AIM OF THE TASK — Start to finish, retype the entries exactly while omitting the pictures.

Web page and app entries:
--- START ---
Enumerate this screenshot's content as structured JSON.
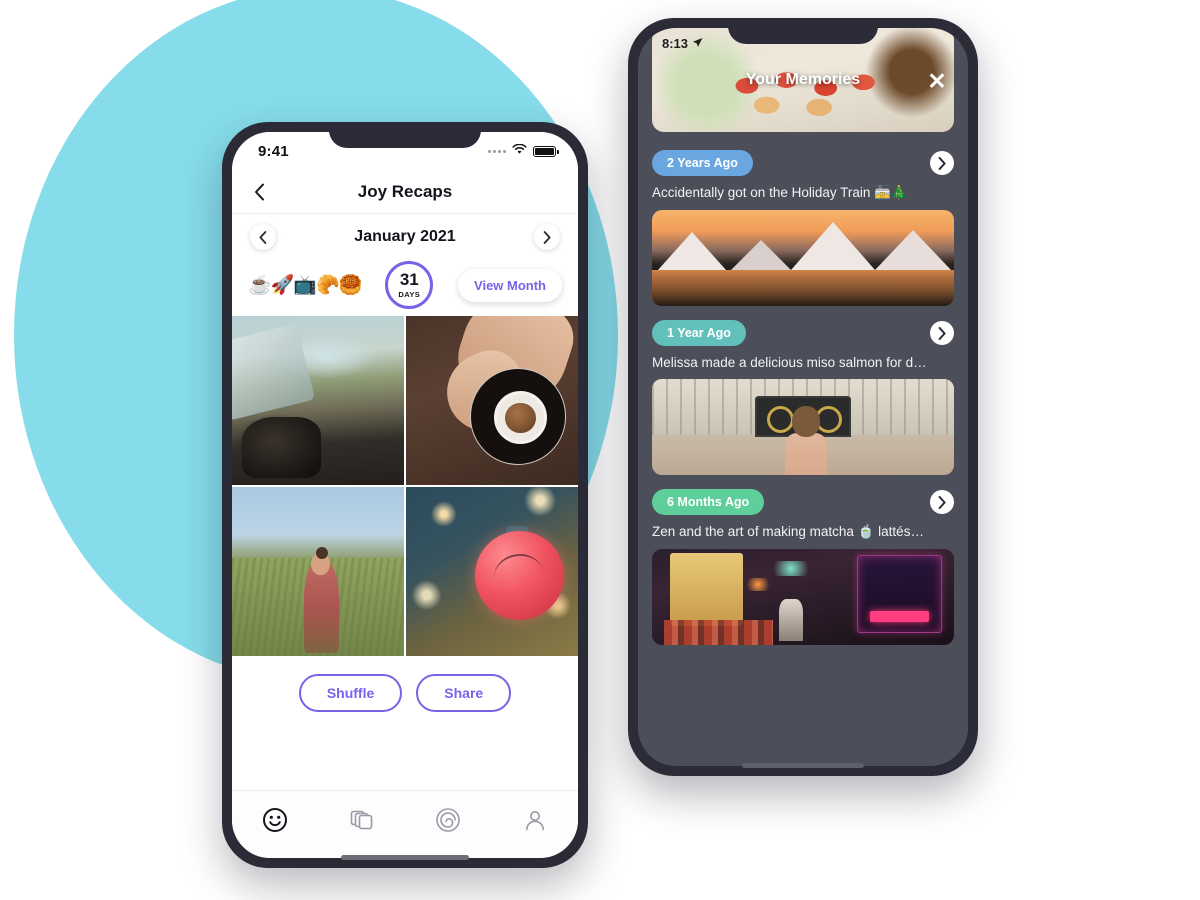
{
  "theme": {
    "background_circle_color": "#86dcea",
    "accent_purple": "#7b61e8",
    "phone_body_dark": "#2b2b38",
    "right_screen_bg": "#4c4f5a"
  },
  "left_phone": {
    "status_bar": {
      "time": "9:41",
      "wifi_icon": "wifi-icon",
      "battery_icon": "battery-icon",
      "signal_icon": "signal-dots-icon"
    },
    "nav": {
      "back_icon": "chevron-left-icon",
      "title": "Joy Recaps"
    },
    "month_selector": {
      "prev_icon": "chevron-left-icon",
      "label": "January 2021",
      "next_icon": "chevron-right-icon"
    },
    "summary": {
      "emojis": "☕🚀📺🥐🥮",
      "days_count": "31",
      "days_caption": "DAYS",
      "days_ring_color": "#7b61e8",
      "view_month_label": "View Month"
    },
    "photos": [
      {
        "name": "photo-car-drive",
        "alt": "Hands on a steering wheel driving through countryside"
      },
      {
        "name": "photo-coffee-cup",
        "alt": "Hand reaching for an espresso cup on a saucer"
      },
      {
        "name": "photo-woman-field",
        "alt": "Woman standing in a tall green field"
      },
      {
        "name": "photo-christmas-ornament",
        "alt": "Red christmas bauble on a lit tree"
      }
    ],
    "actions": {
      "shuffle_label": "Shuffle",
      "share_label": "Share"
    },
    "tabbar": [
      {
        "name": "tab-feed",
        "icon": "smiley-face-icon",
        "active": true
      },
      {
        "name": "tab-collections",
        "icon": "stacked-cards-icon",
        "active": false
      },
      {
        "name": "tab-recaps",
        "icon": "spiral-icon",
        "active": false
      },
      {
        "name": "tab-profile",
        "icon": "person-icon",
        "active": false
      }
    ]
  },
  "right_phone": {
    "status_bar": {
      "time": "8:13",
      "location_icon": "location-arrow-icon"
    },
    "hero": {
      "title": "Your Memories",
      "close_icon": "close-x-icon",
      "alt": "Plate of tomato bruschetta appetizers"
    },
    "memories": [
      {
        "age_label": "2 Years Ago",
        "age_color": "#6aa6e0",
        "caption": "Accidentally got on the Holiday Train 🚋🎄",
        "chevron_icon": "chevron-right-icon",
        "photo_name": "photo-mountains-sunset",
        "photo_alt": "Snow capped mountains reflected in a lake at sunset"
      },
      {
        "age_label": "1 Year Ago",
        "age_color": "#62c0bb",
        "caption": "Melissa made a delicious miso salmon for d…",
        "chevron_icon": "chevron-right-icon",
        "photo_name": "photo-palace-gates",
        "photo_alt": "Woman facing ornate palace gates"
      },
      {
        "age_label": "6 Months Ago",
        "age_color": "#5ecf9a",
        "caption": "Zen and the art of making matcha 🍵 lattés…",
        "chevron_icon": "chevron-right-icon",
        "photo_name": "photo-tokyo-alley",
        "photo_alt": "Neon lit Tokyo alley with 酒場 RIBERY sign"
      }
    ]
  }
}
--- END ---
EXERCISE RESULT —
Enumerate this screenshot's content as structured JSON.
{
  "theme": {
    "background_circle_color": "#86dcea",
    "accent_purple": "#7b61e8",
    "phone_body_dark": "#2b2b38",
    "right_screen_bg": "#4c4f5a"
  },
  "left_phone": {
    "status_bar": {
      "time": "9:41",
      "wifi_icon": "wifi-icon",
      "battery_icon": "battery-icon",
      "signal_icon": "signal-dots-icon"
    },
    "nav": {
      "back_icon": "chevron-left-icon",
      "title": "Joy Recaps"
    },
    "month_selector": {
      "prev_icon": "chevron-left-icon",
      "label": "January 2021",
      "next_icon": "chevron-right-icon"
    },
    "summary": {
      "emojis": "☕🚀📺🥐🥮",
      "days_count": "31",
      "days_caption": "DAYS",
      "days_ring_color": "#7b61e8",
      "view_month_label": "View Month"
    },
    "photos": [
      {
        "name": "photo-car-drive",
        "alt": "Hands on a steering wheel driving through countryside"
      },
      {
        "name": "photo-coffee-cup",
        "alt": "Hand reaching for an espresso cup on a saucer"
      },
      {
        "name": "photo-woman-field",
        "alt": "Woman standing in a tall green field"
      },
      {
        "name": "photo-christmas-ornament",
        "alt": "Red christmas bauble on a lit tree"
      }
    ],
    "actions": {
      "shuffle_label": "Shuffle",
      "share_label": "Share"
    },
    "tabbar": [
      {
        "name": "tab-feed",
        "icon": "smiley-face-icon",
        "active": true
      },
      {
        "name": "tab-collections",
        "icon": "stacked-cards-icon",
        "active": false
      },
      {
        "name": "tab-recaps",
        "icon": "spiral-icon",
        "active": false
      },
      {
        "name": "tab-profile",
        "icon": "person-icon",
        "active": false
      }
    ]
  },
  "right_phone": {
    "status_bar": {
      "time": "8:13",
      "location_icon": "location-arrow-icon"
    },
    "hero": {
      "title": "Your Memories",
      "close_icon": "close-x-icon",
      "alt": "Plate of tomato bruschetta appetizers"
    },
    "memories": [
      {
        "age_label": "2 Years Ago",
        "age_color": "#6aa6e0",
        "caption": "Accidentally got on the Holiday Train 🚋🎄",
        "chevron_icon": "chevron-right-icon",
        "photo_name": "photo-mountains-sunset",
        "photo_alt": "Snow capped mountains reflected in a lake at sunset"
      },
      {
        "age_label": "1 Year Ago",
        "age_color": "#62c0bb",
        "caption": "Melissa made a delicious miso salmon for d…",
        "chevron_icon": "chevron-right-icon",
        "photo_name": "photo-palace-gates",
        "photo_alt": "Woman facing ornate palace gates"
      },
      {
        "age_label": "6 Months Ago",
        "age_color": "#5ecf9a",
        "caption": "Zen and the art of making matcha 🍵 lattés…",
        "chevron_icon": "chevron-right-icon",
        "photo_name": "photo-tokyo-alley",
        "photo_alt": "Neon lit Tokyo alley with 酒場 RIBERY sign"
      }
    ]
  }
}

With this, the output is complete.